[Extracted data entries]
__________________________________________________
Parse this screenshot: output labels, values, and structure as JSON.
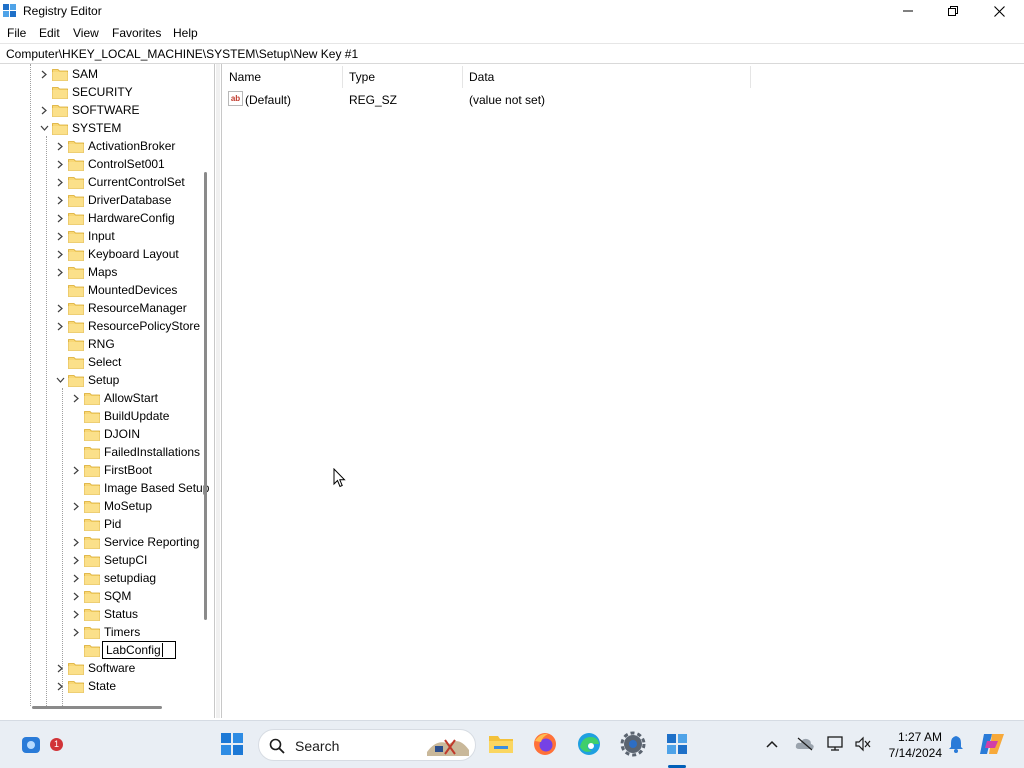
{
  "window": {
    "title": "Registry Editor"
  },
  "menu": [
    "File",
    "Edit",
    "View",
    "Favorites",
    "Help"
  ],
  "address": "Computer\\HKEY_LOCAL_MACHINE\\SYSTEM\\Setup\\New Key #1",
  "tree": [
    {
      "label": "SAM",
      "expander": "collapsed"
    },
    {
      "label": "SECURITY",
      "expander": "none"
    },
    {
      "label": "SOFTWARE",
      "expander": "collapsed"
    },
    {
      "label": "SYSTEM",
      "expander": "expanded"
    },
    {
      "label": "ActivationBroker",
      "expander": "collapsed"
    },
    {
      "label": "ControlSet001",
      "expander": "collapsed"
    },
    {
      "label": "CurrentControlSet",
      "expander": "collapsed"
    },
    {
      "label": "DriverDatabase",
      "expander": "collapsed"
    },
    {
      "label": "HardwareConfig",
      "expander": "collapsed"
    },
    {
      "label": "Input",
      "expander": "collapsed"
    },
    {
      "label": "Keyboard Layout",
      "expander": "collapsed"
    },
    {
      "label": "Maps",
      "expander": "collapsed"
    },
    {
      "label": "MountedDevices",
      "expander": "none"
    },
    {
      "label": "ResourceManager",
      "expander": "collapsed"
    },
    {
      "label": "ResourcePolicyStore",
      "expander": "collapsed"
    },
    {
      "label": "RNG",
      "expander": "none"
    },
    {
      "label": "Select",
      "expander": "none"
    },
    {
      "label": "Setup",
      "expander": "expanded"
    },
    {
      "label": "AllowStart",
      "expander": "collapsed"
    },
    {
      "label": "BuildUpdate",
      "expander": "none"
    },
    {
      "label": "DJOIN",
      "expander": "none"
    },
    {
      "label": "FailedInstallations",
      "expander": "none"
    },
    {
      "label": "FirstBoot",
      "expander": "collapsed"
    },
    {
      "label": "Image Based Setup",
      "expander": "none"
    },
    {
      "label": "MoSetup",
      "expander": "collapsed"
    },
    {
      "label": "Pid",
      "expander": "none"
    },
    {
      "label": "Service Reporting",
      "expander": "collapsed"
    },
    {
      "label": "SetupCI",
      "expander": "collapsed"
    },
    {
      "label": "setupdiag",
      "expander": "collapsed"
    },
    {
      "label": "SQM",
      "expander": "collapsed"
    },
    {
      "label": "Status",
      "expander": "collapsed"
    },
    {
      "label": "Timers",
      "expander": "collapsed"
    },
    {
      "label": "LabConfig",
      "expander": "none",
      "editing": true
    },
    {
      "label": "Software",
      "expander": "collapsed"
    },
    {
      "label": "State",
      "expander": "collapsed"
    }
  ],
  "values": {
    "headers": [
      "Name",
      "Type",
      "Data"
    ],
    "rows": [
      {
        "name": "(Default)",
        "type": "REG_SZ",
        "data": "(value not set)",
        "icon": "ab-string-icon"
      }
    ]
  },
  "taskbar": {
    "search_label": "Search",
    "notification_count": "1",
    "time": "1:27 AM",
    "date": "7/14/2024",
    "pinned": [
      "copilot-chat-icon",
      "start-icon",
      "file-explorer-icon",
      "firefox-icon",
      "edge-icon",
      "settings-icon",
      "registry-editor-icon"
    ]
  },
  "colors": {
    "folder": "#f8d775",
    "accent": "#005fb8"
  }
}
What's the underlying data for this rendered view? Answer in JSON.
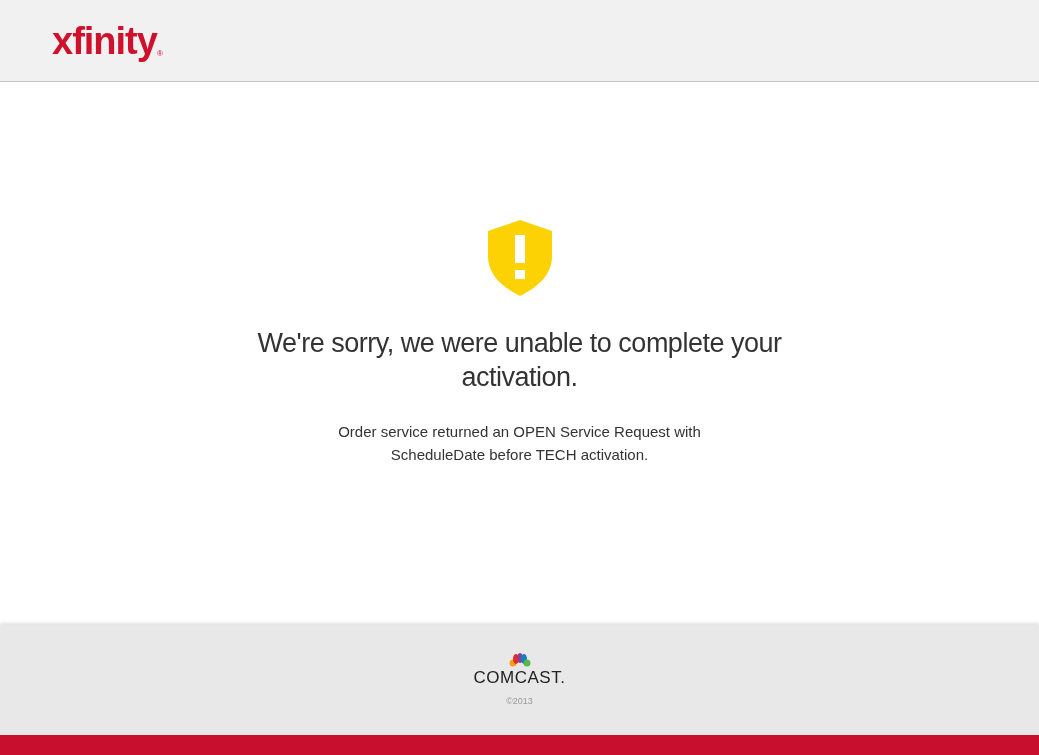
{
  "header": {
    "logo": "xfinity",
    "trademark": "®"
  },
  "message": {
    "title": "We're sorry, we were unable to complete your activation.",
    "detail": "Order service returned an OPEN Service Request with ScheduleDate before TECH activation."
  },
  "footer": {
    "brand": "COMCAST.",
    "copyright": "©2013"
  }
}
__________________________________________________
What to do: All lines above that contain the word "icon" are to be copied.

Your solution:
        "icon": "ab-string-icon"
      "copilot-chat-icon",
      "start-icon",
      "file-explorer-icon",
      "firefox-icon",
      "edge-icon",
      "settings-icon",
      "registry-editor-icon"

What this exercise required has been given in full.